"Do you swim like that?" he asked.
"No," she said. "I swim like this." Then she began making the sort of frantic arm circles one uses to inform a lifeguard they're in trouble right before he jumps in to make a rescue effort.
That night, Jason was telling me about a tool he was creating at work. He mentioned that once the tool was used, it would enable others to do more of their work without him implementing small steps, allowing him to be more "out of the loop," so to speak.
"Did you come home because you're out of the loop?" Audrey piped in from the dinner table.
Audrey spent much of this morning running around the backyard by herself. Warned early that I would not be able to go outside with her, she was eager for a playmate.
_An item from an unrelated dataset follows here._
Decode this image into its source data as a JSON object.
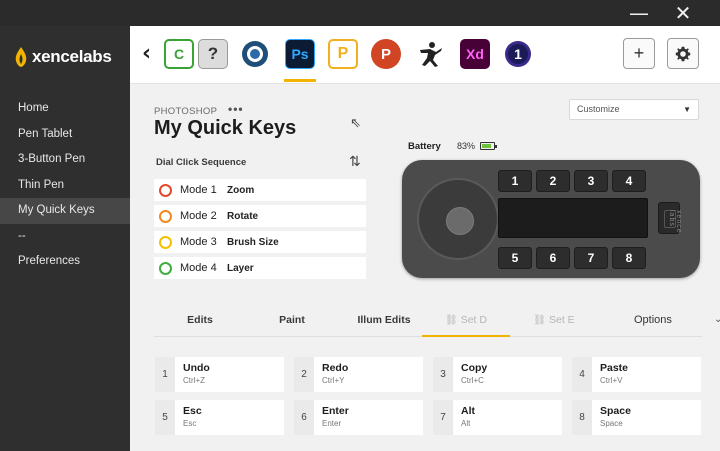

At one point, I could see her holding the bars of the fence, facing two children playing on a community slide and singing, "Come and see me and I will be nice to you!"
This afternoon, Audrey sat coloring while I fed Nate. She asked if I would color with her. I assured her I would as soon as I had a free hand. A few moments passed.
"Do you have three hands yet?" she asked.
The cusp of summer holds a special energy. The days are long. The sun is high. Seeds hold promise and children cannot be bothered with shoes. Those same doors that held the chill of winter out cannot bar little ones from finding their way to the grasses, the dirt, the call of adventure. Light abounds: in big pulses of sunlight and small bursts of creativity, the lightbulbs that could be. You can feel the fullness like baking sun on your shoulders. The days, the projects, the adventures to come. The thought makes me smile. It also make me wish for a few more moments of still in an elevator. And that third hand.